Kerry Thompson, Ed.M. ’08, didn’t start a dance program to promote human rights. But after seeing how dance brought people together around a common interest — whether they had disabilities or not — her program gracefully pivoted in that direction.
Thompson, a Louisiana native, expanded her nonprofit, Silent Rhythms, from including people with disabilities in dance to using dance to promote inclusion in society. It’s a paradigm shift, she feels, that will help change how people perceive those with disabilities, who often face discrimination and barriers restricting them from fully participating in society.
“Inclusion is still not a given in the U.S.” said Thompson, “and that’s why rather than accept that to be a fact, our society has to address it, challenge it.”
So Thompson, who earned her master’s degree at the Harvard Graduate School of Education and is deaf and blind, set out to do her part to move society forward.
“I love that [in dance] you can communicate with your partner without having to say a word,” Thompson said. “To me, that’s why dancing is the perfect way to bring the [deaf-blind, deaf, hearing-impaired, and hearing communities] together.”
Step by step, tango by tango, Thompson has taught dance to more than 5,000 individuals with disabilities, alongside those without them. Her effort has helped educate, raise awareness, and promote inclusion among people without disabilities while inspiring and bringing confidence to marginalized communities such as the deaf, who are often overlooked in dance because they can’t hear the music.
“As a teacher, I love when my students start with all these fears and self-doubts, but the more they do it, the more fun they have,” she said. “They are freed of their inhibitions and think, ‘I can do this.’ One student who has been with me for four years told me that he can now walk better. Before he struggled with walking due to balance challenges.”
Thompson understands many of the difficulties her students with disabilities face. Born with Usher syndrome, a rare genetic disorder that causes deafness and gradual vision loss, Thompson was born deaf and at age 10 began contending with progressive blindness. While most people can see 180 degrees, she can now see only 10. “It’s like seeing the world through a tiny hole on a piece of paper over your face,” she said.

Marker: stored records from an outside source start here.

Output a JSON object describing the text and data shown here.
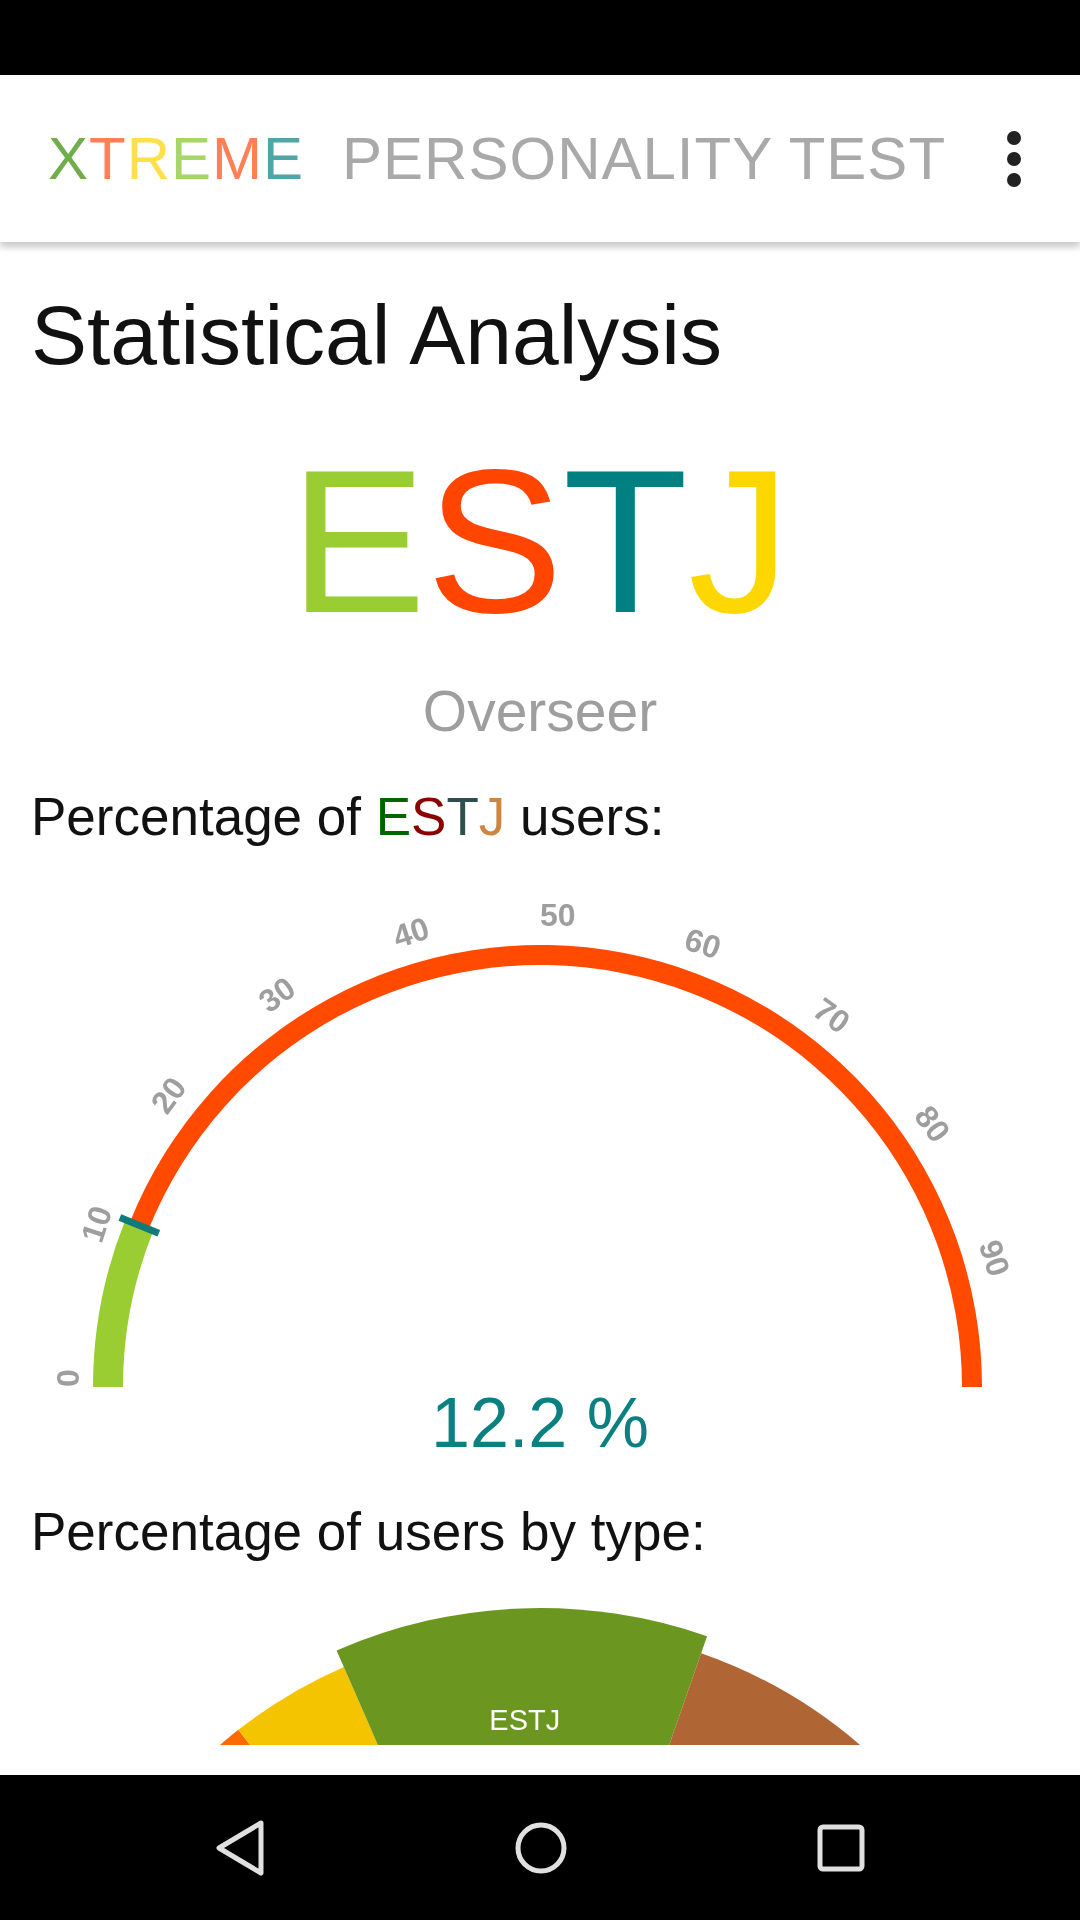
{
  "app_bar": {
    "logo_letters": [
      {
        "letter": "X",
        "color": "#6fae4a"
      },
      {
        "letter": "T",
        "color": "#ff8055"
      },
      {
        "letter": "R",
        "color": "#ffe04a"
      },
      {
        "letter": "E",
        "color": "#a6d667"
      },
      {
        "letter": "M",
        "color": "#ff8055"
      },
      {
        "letter": "E",
        "color": "#4ea6a6"
      }
    ],
    "title": "PERSONALITY TEST"
  },
  "page_title": "Statistical Analysis",
  "result": {
    "letters": [
      {
        "letter": "E",
        "color": "#9acd32"
      },
      {
        "letter": "S",
        "color": "#ff4500"
      },
      {
        "letter": "T",
        "color": "#008080"
      },
      {
        "letter": "J",
        "color": "#ffd700"
      }
    ],
    "name": "Overseer"
  },
  "share_section": {
    "heading_start": "Percentage of ",
    "heading_letters": [
      {
        "letter": "E",
        "color": "#006400"
      },
      {
        "letter": "S",
        "color": "#8b0000"
      },
      {
        "letter": "T",
        "color": "#2f4f4f"
      },
      {
        "letter": "J",
        "color": "#cd853f"
      }
    ],
    "heading_end": " users:",
    "gauge": {
      "scale_labels": [
        "0",
        "10",
        "20",
        "30",
        "40",
        "50",
        "60",
        "70",
        "80",
        "90"
      ],
      "level": 0.122,
      "reading": "12.2 %"
    }
  },
  "type_section": {
    "heading": "Percentage of users by type:",
    "selected_slice_label": "ESTJ"
  }
}
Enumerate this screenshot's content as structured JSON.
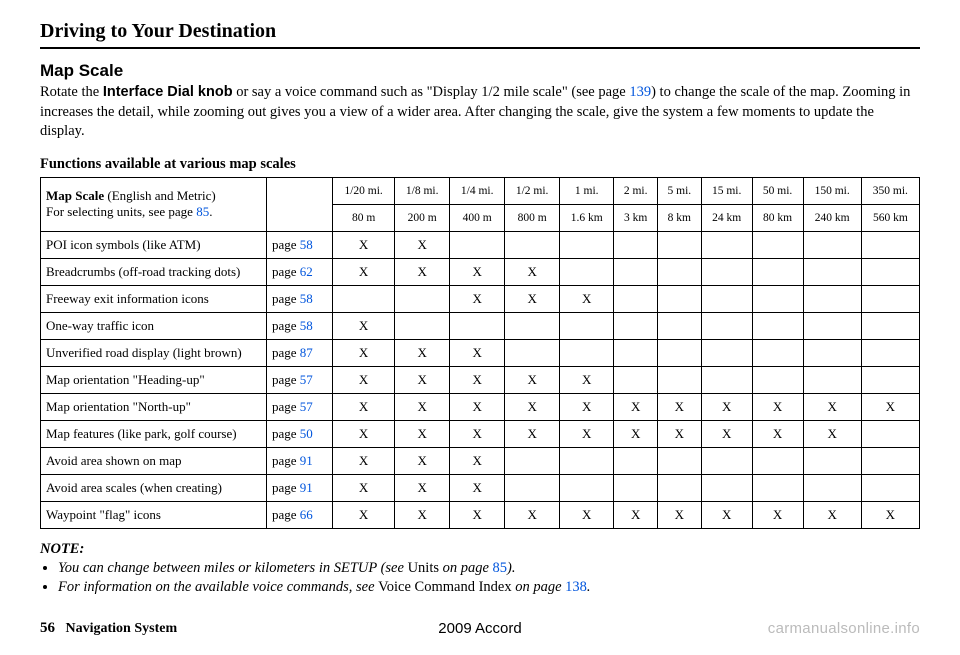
{
  "chapter_title": "Driving to Your Destination",
  "section_title": "Map Scale",
  "intro": {
    "pre_bold": "Rotate the ",
    "bold": "Interface Dial knob",
    "post_bold_1": " or say a voice command such as \"Display 1/2 mile scale\" (see page ",
    "link1": "139",
    "post_bold_2": ") to change the scale of the map. Zooming in increases the detail, while zooming out gives you a view of a wider area. After changing the scale, give the system a few moments to update the display."
  },
  "table_title": "Functions available at various map scales",
  "table": {
    "head_label_line1": "Map Scale",
    "head_label_line1_suffix": " (English and Metric)",
    "head_label_line2_pre": "For selecting units, see page ",
    "head_label_line2_link": "85",
    "head_label_line2_post": ".",
    "page_prefix": "page ",
    "scales_imperial": [
      "1/20 mi.",
      "1/8 mi.",
      "1/4 mi.",
      "1/2 mi.",
      "1 mi.",
      "2 mi.",
      "5 mi.",
      "15 mi.",
      "50 mi.",
      "150 mi.",
      "350 mi."
    ],
    "scales_metric": [
      "80 m",
      "200 m",
      "400 m",
      "800 m",
      "1.6 km",
      "3 km",
      "8 km",
      "24 km",
      "80 km",
      "240 km",
      "560 km"
    ],
    "rows": [
      {
        "label": "POI icon symbols (like ATM)",
        "page": "58",
        "marks": [
          "X",
          "X",
          "",
          "",
          "",
          "",
          "",
          "",
          "",
          "",
          ""
        ]
      },
      {
        "label": "Breadcrumbs (off-road tracking dots)",
        "page": "62",
        "marks": [
          "X",
          "X",
          "X",
          "X",
          "",
          "",
          "",
          "",
          "",
          "",
          ""
        ]
      },
      {
        "label": "Freeway exit information icons",
        "page": "58",
        "marks": [
          "",
          "",
          "X",
          "X",
          "X",
          "",
          "",
          "",
          "",
          "",
          ""
        ]
      },
      {
        "label": "One-way traffic icon",
        "page": "58",
        "marks": [
          "X",
          "",
          "",
          "",
          "",
          "",
          "",
          "",
          "",
          "",
          ""
        ]
      },
      {
        "label": "Unverified road display (light brown)",
        "page": "87",
        "marks": [
          "X",
          "X",
          "X",
          "",
          "",
          "",
          "",
          "",
          "",
          "",
          ""
        ]
      },
      {
        "label": "Map orientation \"Heading-up\"",
        "page": "57",
        "marks": [
          "X",
          "X",
          "X",
          "X",
          "X",
          "",
          "",
          "",
          "",
          "",
          ""
        ]
      },
      {
        "label": "Map orientation \"North-up\"",
        "page": "57",
        "marks": [
          "X",
          "X",
          "X",
          "X",
          "X",
          "X",
          "X",
          "X",
          "X",
          "X",
          "X"
        ]
      },
      {
        "label": "Map features (like park, golf course)",
        "page": "50",
        "marks": [
          "X",
          "X",
          "X",
          "X",
          "X",
          "X",
          "X",
          "X",
          "X",
          "X",
          ""
        ]
      },
      {
        "label": "Avoid area shown on map",
        "page": "91",
        "marks": [
          "X",
          "X",
          "X",
          "",
          "",
          "",
          "",
          "",
          "",
          "",
          ""
        ]
      },
      {
        "label": "Avoid area scales (when creating)",
        "page": "91",
        "marks": [
          "X",
          "X",
          "X",
          "",
          "",
          "",
          "",
          "",
          "",
          "",
          ""
        ]
      },
      {
        "label": "Waypoint \"flag\" icons",
        "page": "66",
        "marks": [
          "X",
          "X",
          "X",
          "X",
          "X",
          "X",
          "X",
          "X",
          "X",
          "X",
          "X"
        ]
      }
    ]
  },
  "notes": {
    "label": "NOTE:",
    "items": [
      {
        "pre": "You can change between miles or kilometers in SETUP (see ",
        "roman": "Units",
        "mid": " on page ",
        "link": "85",
        "post": ")."
      },
      {
        "pre": "For information on the available voice commands, see ",
        "roman": "Voice Command Index",
        "mid": " on page ",
        "link": "138",
        "post": "."
      }
    ]
  },
  "footer": {
    "page_number": "56",
    "system_label": "Navigation System",
    "model": "2009  Accord",
    "watermark": "carmanualsonline.info"
  }
}
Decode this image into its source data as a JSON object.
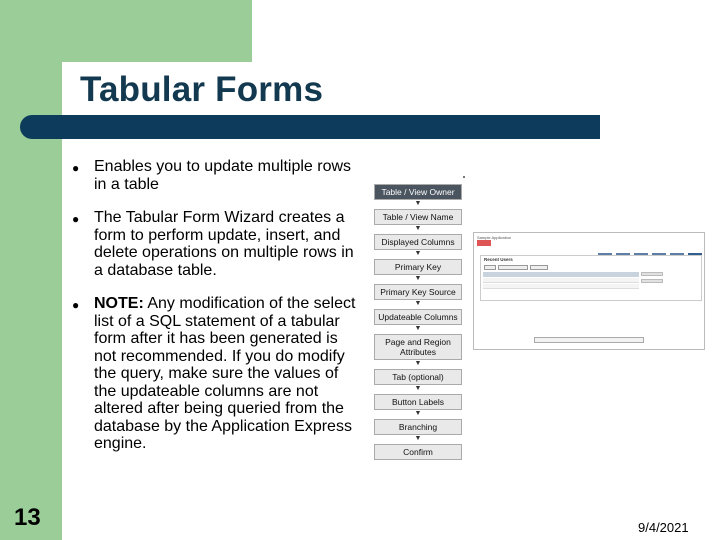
{
  "slide": {
    "title": "Tabular Forms",
    "page_number": "13",
    "date": "9/4/2021"
  },
  "bullets": [
    {
      "prefix": "",
      "text": "Enables you to update multiple rows in a table"
    },
    {
      "prefix": "",
      "text": "The Tabular Form Wizard creates a form to perform update, insert, and delete operations on multiple rows in a database table."
    },
    {
      "prefix": "NOTE:",
      "text": " Any modification of the select list of a SQL statement of a tabular form after it has been generated is not recommended. If you do modify the query, make sure the values of the updateable columns are not altered after being queried from the database by the Application Express engine."
    }
  ],
  "wizard_steps": [
    "Table / View Owner",
    "Table / View Name",
    "Displayed Columns",
    "Primary Key",
    "Primary Key Source",
    "Updateable Columns",
    "Page and Region Attributes",
    "Tab (optional)",
    "Button Labels",
    "Branching",
    "Confirm"
  ],
  "wizard_active_step": 0,
  "screenshot": {
    "app_label": "Sample Application",
    "region_title": "Recent Users"
  }
}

According to the U.S. National Library of Medicine, approximately 100,000 people in the U.S. — not even 1 percent of the population — live with Usher syndrome, which accounts for most deaf-blindness. “Most people will never meet a person who is deaf-blind and most can only think of one person in history with deaf-blindness: Helen Keller,” Thompson said.